The women can be seen sporting heavy metal, silver jewellery (they believe it wards off evil spirits), sheep skin capes and sheep wool pherans. Coins are often added in the costume. The men mostly wear maroon gowns with cummerbunds.
Konchuk Thorpa, an important elder in Darchik village who has immense knowledge about the tribe’s history says that there were originally three brothers – Galo, Melo and Dhulo who came down to Ladakh in search of greener pastures, and settled in the area. It is their descendants who are known as the Brokpas.
But some customs are still strictly followed. The Brokpas are endogamous – that is they marry only within the tribe. The total population of Brokpas is only 1800. If any girl marries outside caste or community, she is not allowed to enter the village.
“Marriage can happen within the family, but we have to wait for three generations on both sides, like can’t marry sister and her daughter but marriage can happen with sister’s grand daughter”.
The villages are close to Batalik – where one of the battles in the 1999 Kargil war happened. Though the Brokpas have been careful in preserving their heritage and customs, they identify themselves as being Indian, and helped the Indian army immensely during the war, showing them the way through the mountains, helping them know the terrain, carry good.
“No man in the tribe returned home during the six months that the war happened”, Konchuk says proudly. The Brokpa Dards are a proud race. Legend has it that centuries earlier when attacked by Tibet, the Brokpa chieftain Shali chose to die rather than submit to the Tibetan King’s demand for the tribe to do free labour.
The Brokpa Dards are obsessed with purity. They worship the mountains, the rivers, the land and though some call the clan Buddhists, they also practise an animist religion called Bon.
They are friendly, and speak Hindi, even though their own language is Shina. They are curious to see tourists, and warmly respond to any questions. It makes one realize that its not a lost civilization that we have entered, for they like Bollywood and some of the youngsters now study in Jammu and Leh, or sell fruits in Leh town.
We travellers have this fantasy of discovering a place nobody has ever gone to. We fantasize about coming across a tribe that have no contact with the outside world. We are all attracted to mystique and exotic.
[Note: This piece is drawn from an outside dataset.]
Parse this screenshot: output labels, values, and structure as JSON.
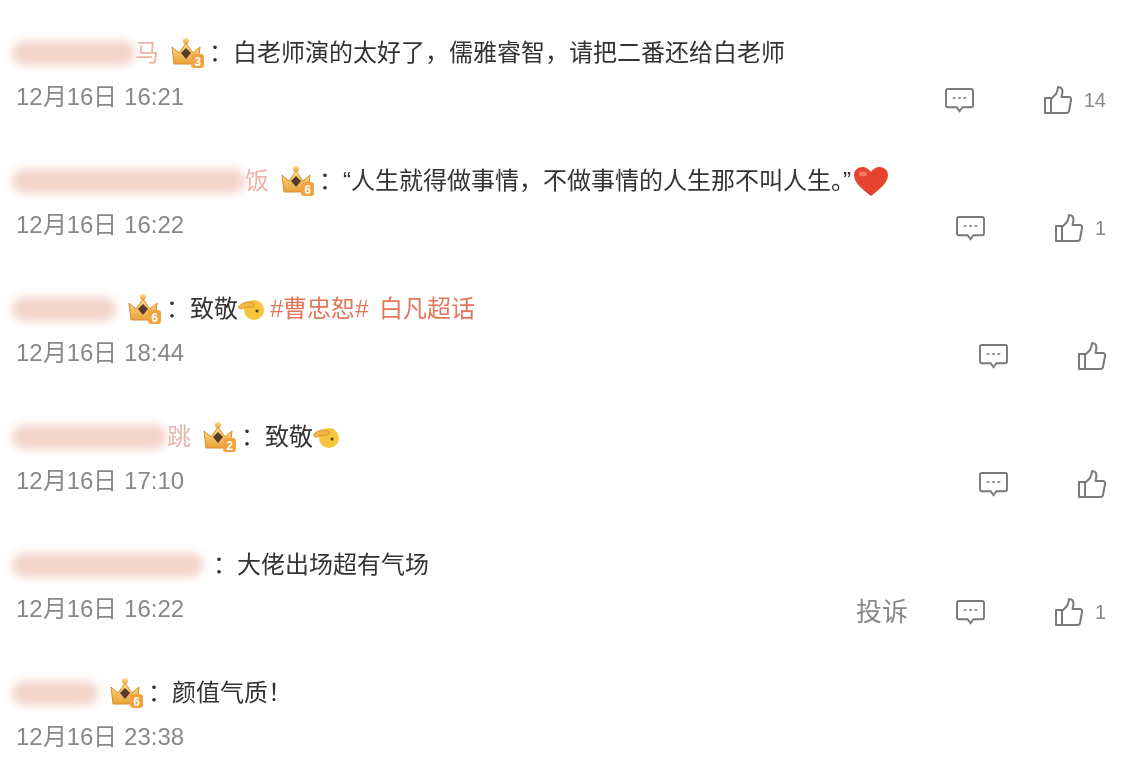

Whether or not the Brokpas will be able to hold onto their unique cultural heritage, or they will fall prey to the temptations of tourism and the glamour of life in the cities, we do not know. The hope is that they can keep teaching their coming generations their proud past, their customs and traditions. Even if they believe they are Aryans or not, it is alright. Author Scott Turrow gives an interesting perspective in the book ‘The Ordinary Heroes’,
“Who are we but the stories we tell ourselves, about ourselves, and believe? Why should the Brokpas be any different?”
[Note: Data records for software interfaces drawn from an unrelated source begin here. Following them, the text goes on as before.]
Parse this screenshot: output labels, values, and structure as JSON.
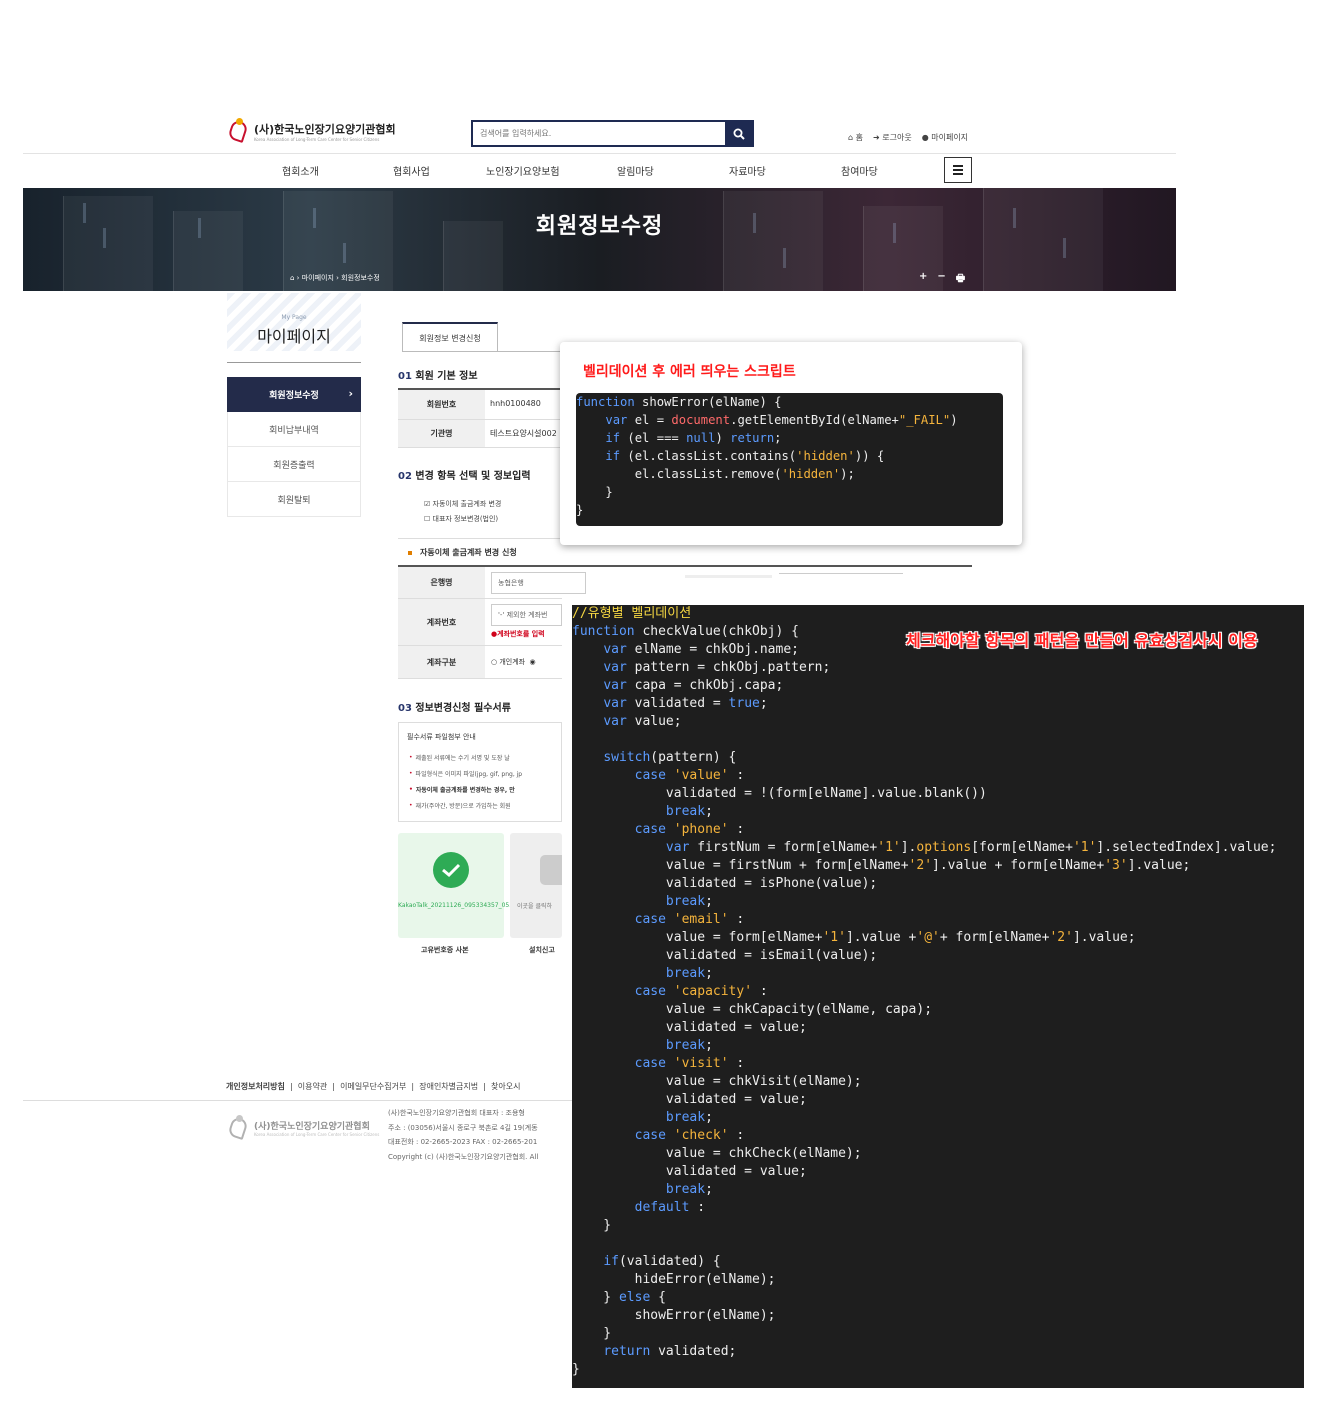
{
  "header": {
    "logo_main": "(사)한국노인장기요양기관협회",
    "logo_sub": "Korea Association of Long-Term Care Center for Senior Citizens",
    "search_placeholder": "검색어를 입력하세요.",
    "util_home": "홈",
    "util_logout": "로그아웃",
    "util_mypage": "마이페이지"
  },
  "nav": [
    "협회소개",
    "협회사업",
    "노인장기요양보험",
    "알림마당",
    "자료마당",
    "참여마당"
  ],
  "banner": {
    "title": "회원정보수정",
    "breadcrumb": [
      "마이페이지",
      "회원정보수정"
    ],
    "tools": [
      "+",
      "−",
      "🖶"
    ]
  },
  "sidebar": {
    "sub": "My Page",
    "title": "마이페이지",
    "items": [
      "회원정보수정",
      "회비납부내역",
      "회원증출력",
      "회원탈퇴"
    ]
  },
  "form": {
    "tab": "회원정보 변경신청",
    "sec1_num": "01",
    "sec1_title": "회원 기본 정보",
    "member_no_label": "회원번호",
    "member_no": "hnh0100480",
    "org_label": "기관명",
    "org_value": "테스트요양시설002",
    "sec2_num": "02",
    "sec2_title": "변경 항목 선택 및 정보입력",
    "check1": "자동이체 출금계좌 변경",
    "check2": "대표자 정보변경(법인)",
    "sub_heading": "자동이체 출금계좌 변경 신청",
    "bank_label": "은행명",
    "bank_value": "농협은행",
    "account_label": "계좌번호",
    "account_placeholder": "'-' 제외한 계좌번",
    "account_error": "계좌번호를 입력",
    "acct_type_label": "계좌구분",
    "acct_type_opt1": "개인계좌",
    "sec3_num": "03",
    "sec3_title": "정보변경신청 필수서류",
    "doc_heading": "필수서류 파일첨부 안내",
    "doc_lines": [
      "제출된 서류에는 수기 서명 및 도장 날",
      "파일형식은 이미지 파일(jpg, gif, png, jp",
      "자동이체 출금계좌를 변경하는 경우, 만",
      "재가(주야간, 방문)으로 가입하는 회원"
    ],
    "file_name": "KakaoTalk_20211126_095334357_05.jpg",
    "upload_hint": "이곳을 클릭하",
    "caption1": "고유번호증 사본",
    "caption2": "설치신고"
  },
  "footer": {
    "links": [
      "개인정보처리방침",
      "이용약관",
      "이메일무단수집거부",
      "장애인차별금지법",
      "찾아오시"
    ],
    "info": [
      "(사)한국노인장기요양기관협회   대표자 : 조용형",
      "주소 : (03056)서울시 종로구 북촌로 4길 19(계동",
      "대표전화 : 02-2665-2023   FAX : 02-2665-201",
      "Copyright (c) (사)한국노인장기요양기관협회. All"
    ]
  },
  "overlay": {
    "popup_title": "벨리데이션 후 에러 띄우는 스크립트",
    "code1": [
      "function showError(elName) {",
      "    var el = document.getElementById(elName+\"_FAIL\")",
      "    if (el === null) return;",
      "    if (el.classList.contains('hidden')) {",
      "        el.classList.remove('hidden');",
      "    }",
      "}"
    ],
    "note": "체크해야할 항목의 패턴을 만들어 유효성검사시 이용",
    "code2": [
      "//유형별 벨리데이션",
      "function checkValue(chkObj) {",
      "    var elName = chkObj.name;",
      "    var pattern = chkObj.pattern;",
      "    var capa = chkObj.capa;",
      "    var validated = true;",
      "    var value;",
      "",
      "    switch(pattern) {",
      "        case 'value' :",
      "            validated = !(form[elName].value.blank())",
      "            break;",
      "        case 'phone' :",
      "            var firstNum = form[elName+'1'].options[form[elName+'1'].selectedIndex].value;",
      "            value = firstNum + form[elName+'2'].value + form[elName+'3'].value;",
      "            validated = isPhone(value);",
      "            break;",
      "        case 'email' :",
      "            value = form[elName+'1'].value +'@'+ form[elName+'2'].value;",
      "            validated = isEmail(value);",
      "            break;",
      "        case 'capacity' :",
      "            value = chkCapacity(elName, capa);",
      "            validated = value;",
      "            break;",
      "        case 'visit' :",
      "            value = chkVisit(elName);",
      "            validated = value;",
      "            break;",
      "        case 'check' :",
      "            value = chkCheck(elName);",
      "            validated = value;",
      "            break;",
      "        default :",
      "    }",
      "",
      "    if(validated) {",
      "        hideError(elName);",
      "    } else {",
      "        showError(elName);",
      "    }",
      "    return validated;",
      "}"
    ]
  }
}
On His Own Trip will try and see if we can add a small cultural visit to these villages sometime in the future.
To read more stories of ours from Ladakh,